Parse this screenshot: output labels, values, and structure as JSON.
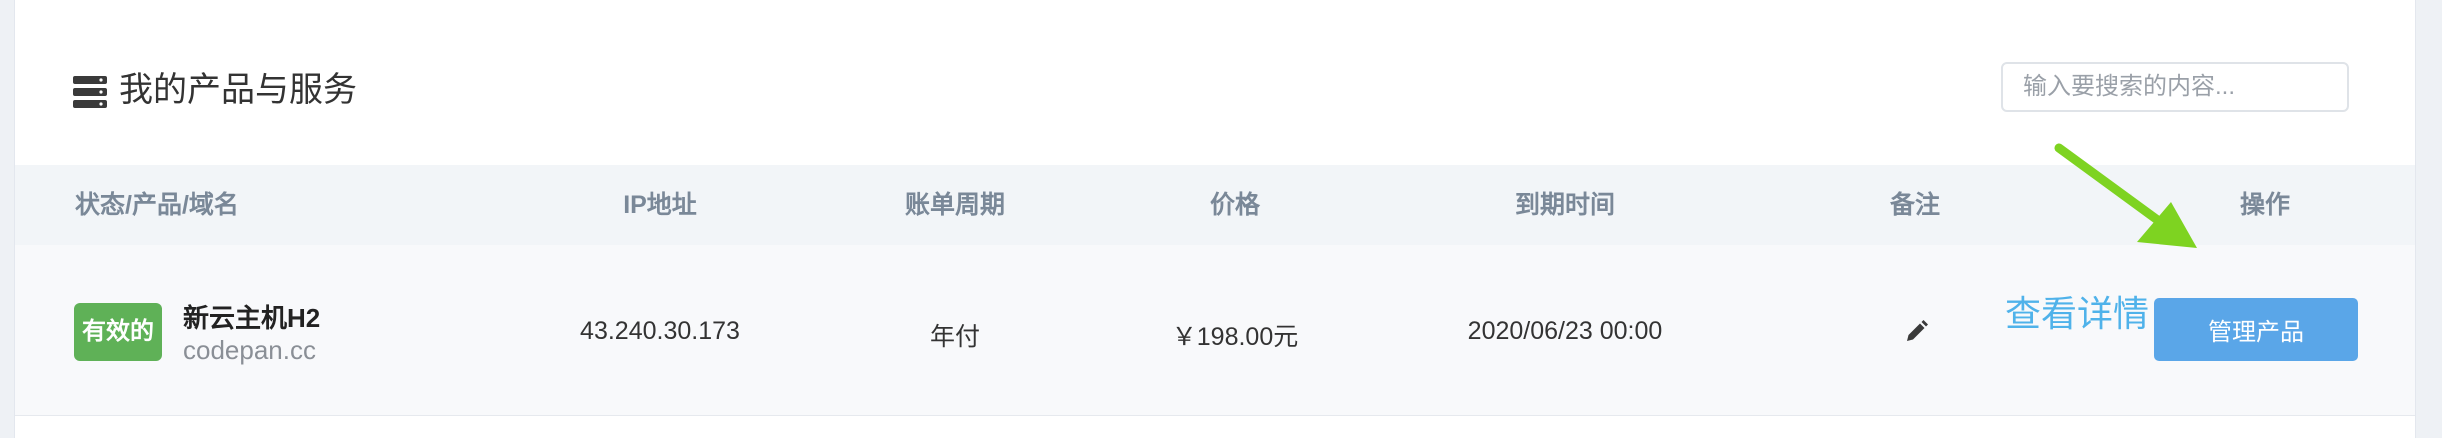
{
  "header": {
    "title": "我的产品与服务",
    "title_icon": "server-icon",
    "search_placeholder": "输入要搜索的内容..."
  },
  "table": {
    "columns": [
      "状态/产品/域名",
      "IP地址",
      "账单周期",
      "价格",
      "到期时间",
      "备注",
      "操作"
    ],
    "rows": [
      {
        "status": "有效的",
        "product": "新云主机H2",
        "domain": "codepan.cc",
        "ip": "43.240.30.173",
        "billing_cycle": "年付",
        "price": "￥198.00元",
        "expiry": "2020/06/23 00:00",
        "note_icon": "pencil-icon",
        "action_label": "管理产品"
      }
    ]
  },
  "annotation": {
    "text": "查看详情",
    "text_color": "#4fb2ea",
    "arrow_color": "#7ed321"
  },
  "colors": {
    "status_active": "#5fb157",
    "primary_button": "#5aa6e8",
    "header_bg": "#f2f5f8"
  }
}
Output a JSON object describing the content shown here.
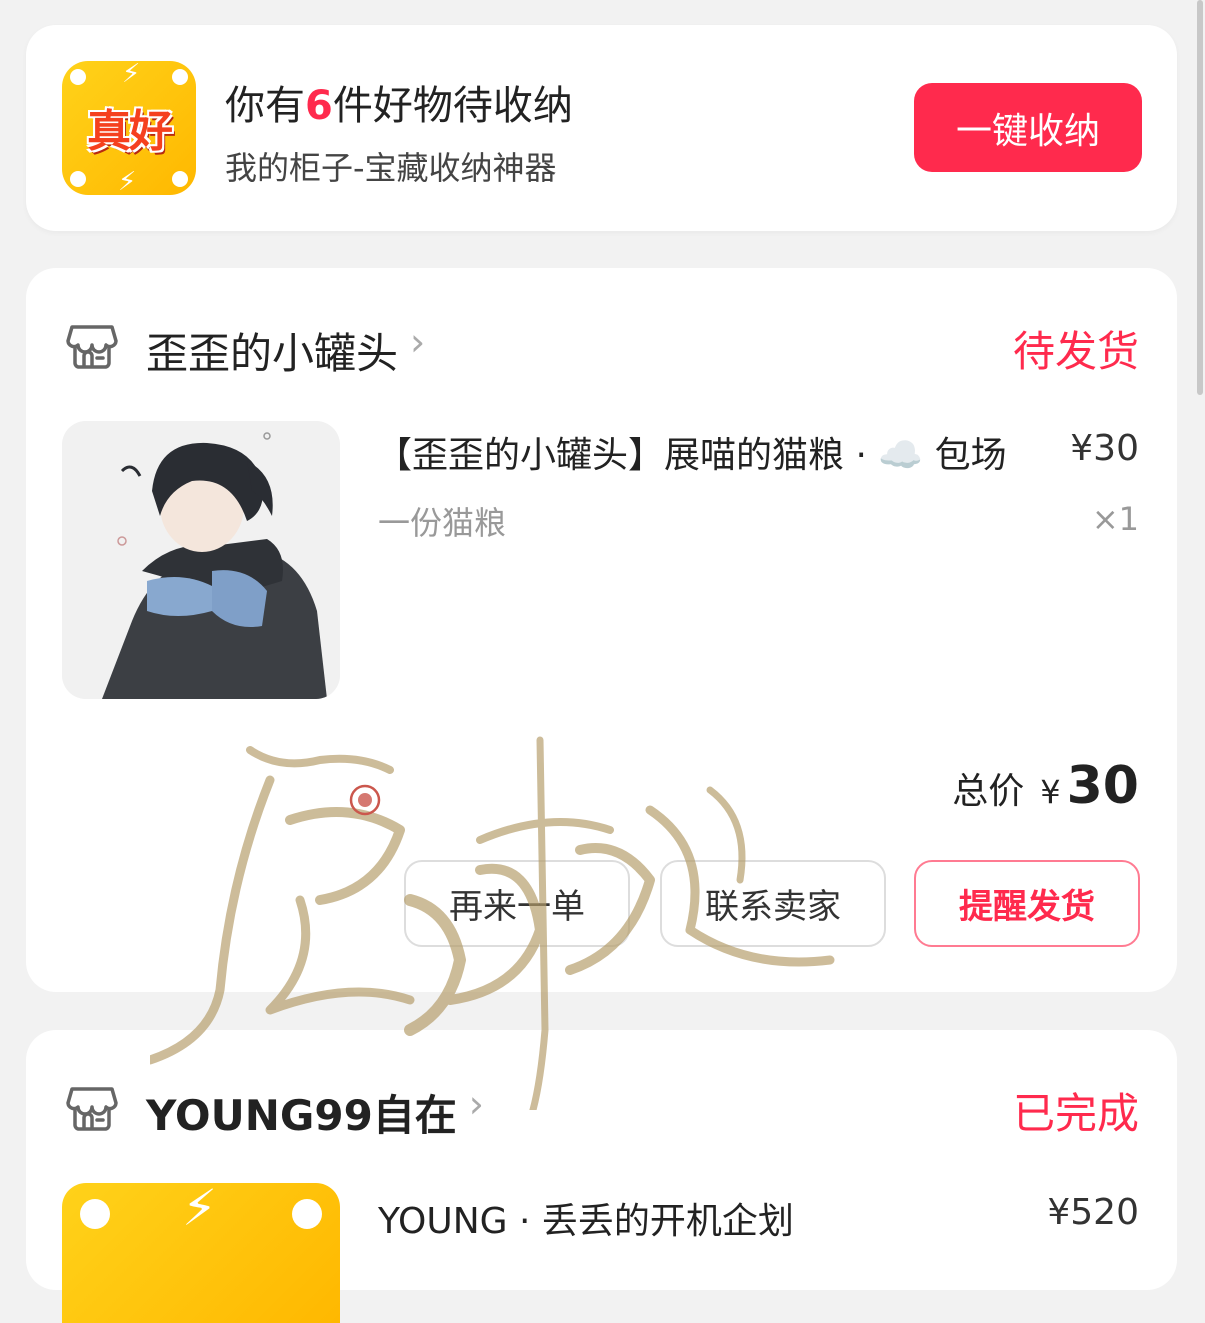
{
  "banner": {
    "icon_text": "真好",
    "title_prefix": "你有",
    "title_count": "6",
    "title_suffix": "件好物待收纳",
    "subtitle": "我的柜子-宝藏收纳神器",
    "button_label": "一键收纳"
  },
  "orders": [
    {
      "shop_name": "歪歪的小罐头",
      "status": "待发货",
      "product_title": "【歪歪的小罐头】展喵的猫粮 · ☁️ 包场",
      "price": "¥30",
      "spec": "一份猫粮",
      "quantity": "×1",
      "total_label": "总价",
      "total_currency": "¥",
      "total_value": "30",
      "buttons": [
        "再来一单",
        "联系卖家",
        "提醒发货"
      ]
    },
    {
      "shop_name": "YOUNG99自在",
      "status": "已完成",
      "product_title": "YOUNG · 丢丢的开机企划",
      "price": "¥520"
    }
  ],
  "watermark_text": "鹿鸣",
  "colors": {
    "accent": "#ff2a4d",
    "background": "#f2f2f2",
    "card": "#ffffff"
  }
}
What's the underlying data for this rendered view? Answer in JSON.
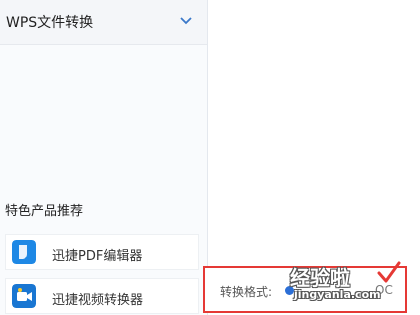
{
  "sidebar": {
    "title": "WPS文件转换",
    "section_title": "特色产品推荐",
    "products": [
      {
        "label": "迅捷PDF编辑器",
        "icon": "pdf-editor-icon",
        "color": "#1e88e5"
      },
      {
        "label": "迅捷视频转换器",
        "icon": "video-converter-icon",
        "color": "#1976d2"
      }
    ]
  },
  "format": {
    "label": "转换格式:",
    "option": "OC"
  },
  "watermark": {
    "text": "经验啦",
    "url": "jingyanla.com"
  },
  "colors": {
    "highlight_border": "#e53935",
    "accent": "#2c6fd6"
  }
}
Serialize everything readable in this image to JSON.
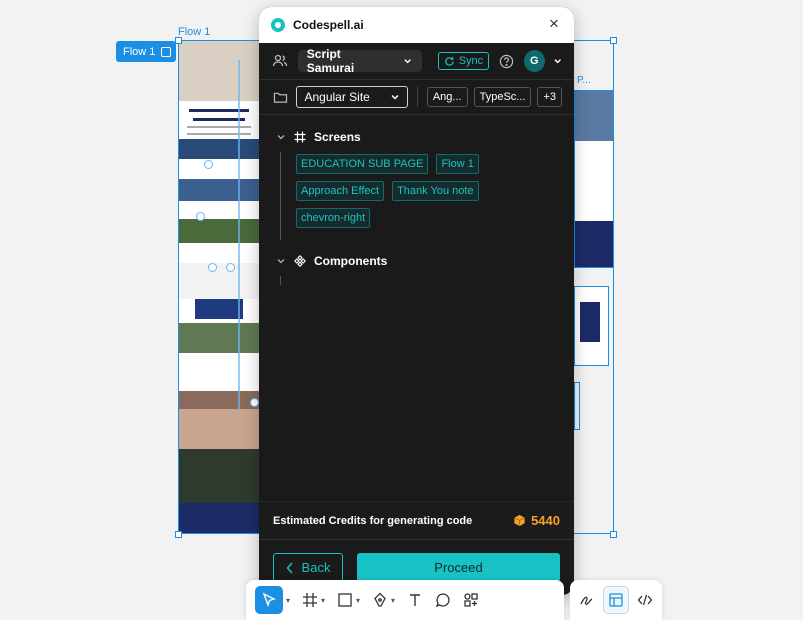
{
  "canvas": {
    "frame_label": "Flow 1",
    "flow_chip_label": "Flow 1",
    "right_frame_label": "P..."
  },
  "panel": {
    "title": "Codespell.ai",
    "workspace": "Script Samurai",
    "sync_label": "Sync",
    "avatar_initial": "G",
    "framework": "Angular Site",
    "tags": [
      "Ang...",
      "TypeSc...",
      "+3"
    ],
    "screens": {
      "title": "Screens",
      "items": [
        "EDUCATION SUB PAGE",
        "Flow 1",
        "Approach Effect",
        "Thank You note",
        "chevron-right"
      ]
    },
    "components": {
      "title": "Components"
    },
    "credits": {
      "label": "Estimated Credits for generating code",
      "value": "5440"
    },
    "back_label": "Back",
    "proceed_label": "Proceed"
  },
  "colors": {
    "accent": "#18c1c4",
    "selection": "#1a8fe3",
    "credits": "#f4a326",
    "panel_bg": "#1a1a1a"
  }
}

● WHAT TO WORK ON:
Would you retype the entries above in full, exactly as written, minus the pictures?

● OUTPUT FOR THIS EXERCISE:
Parse this screenshot: output labels, values, and structure as JSON.
{
  "header": {
    "title": "我的产品与服务",
    "title_icon": "server-icon",
    "search_placeholder": "输入要搜索的内容..."
  },
  "table": {
    "columns": [
      "状态/产品/域名",
      "IP地址",
      "账单周期",
      "价格",
      "到期时间",
      "备注",
      "操作"
    ],
    "rows": [
      {
        "status": "有效的",
        "product": "新云主机H2",
        "domain": "codepan.cc",
        "ip": "43.240.30.173",
        "billing_cycle": "年付",
        "price": "￥198.00元",
        "expiry": "2020/06/23 00:00",
        "note_icon": "pencil-icon",
        "action_label": "管理产品"
      }
    ]
  },
  "annotation": {
    "text": "查看详情",
    "text_color": "#4fb2ea",
    "arrow_color": "#7ed321"
  },
  "colors": {
    "status_active": "#5fb157",
    "primary_button": "#5aa6e8",
    "header_bg": "#f2f5f8"
  }
}
Output a JSON object describing the content shown here.
{
  "banner": {
    "icon_text": "真好",
    "title_prefix": "你有",
    "title_count": "6",
    "title_suffix": "件好物待收纳",
    "subtitle": "我的柜子-宝藏收纳神器",
    "button_label": "一键收纳"
  },
  "orders": [
    {
      "shop_name": "歪歪的小罐头",
      "status": "待发货",
      "product_title": "【歪歪的小罐头】展喵的猫粮 · ☁️ 包场",
      "price": "¥30",
      "spec": "一份猫粮",
      "quantity": "×1",
      "total_label": "总价",
      "total_currency": "¥",
      "total_value": "30",
      "buttons": [
        "再来一单",
        "联系卖家",
        "提醒发货"
      ]
    },
    {
      "shop_name": "YOUNG99自在",
      "status": "已完成",
      "product_title": "YOUNG · 丢丢的开机企划",
      "price": "¥520"
    }
  ],
  "watermark_text": "鹿鸣",
  "colors": {
    "accent": "#ff2a4d",
    "background": "#f2f2f2",
    "card": "#ffffff"
  }
}
What's the underlying data for this rendered view? Answer in JSON.
{
  "sidebar": {
    "title": "WPS文件转换",
    "section_title": "特色产品推荐",
    "products": [
      {
        "label": "迅捷PDF编辑器",
        "icon": "pdf-editor-icon",
        "color": "#1e88e5"
      },
      {
        "label": "迅捷视频转换器",
        "icon": "video-converter-icon",
        "color": "#1976d2"
      }
    ]
  },
  "format": {
    "label": "转换格式:",
    "option": "OC"
  },
  "watermark": {
    "text": "经验啦",
    "url": "jingyanla.com"
  },
  "colors": {
    "highlight_border": "#e53935",
    "accent": "#2c6fd6"
  }
}
Serialize everything readable in this image to JSON.
{
  "canvas": {
    "frame_label": "Flow 1",
    "flow_chip_label": "Flow 1",
    "right_frame_label": "P..."
  },
  "panel": {
    "title": "Codespell.ai",
    "workspace": "Script Samurai",
    "sync_label": "Sync",
    "avatar_initial": "G",
    "framework": "Angular Site",
    "tags": [
      "Ang...",
      "TypeSc...",
      "+3"
    ],
    "screens": {
      "title": "Screens",
      "items": [
        "EDUCATION SUB PAGE",
        "Flow 1",
        "Approach Effect",
        "Thank You note",
        "chevron-right"
      ]
    },
    "components": {
      "title": "Components"
    },
    "credits": {
      "label": "Estimated Credits for generating code",
      "value": "5440"
    },
    "back_label": "Back",
    "proceed_label": "Proceed"
  },
  "colors": {
    "accent": "#18c1c4",
    "selection": "#1a8fe3",
    "credits": "#f4a326",
    "panel_bg": "#1a1a1a"
  }
}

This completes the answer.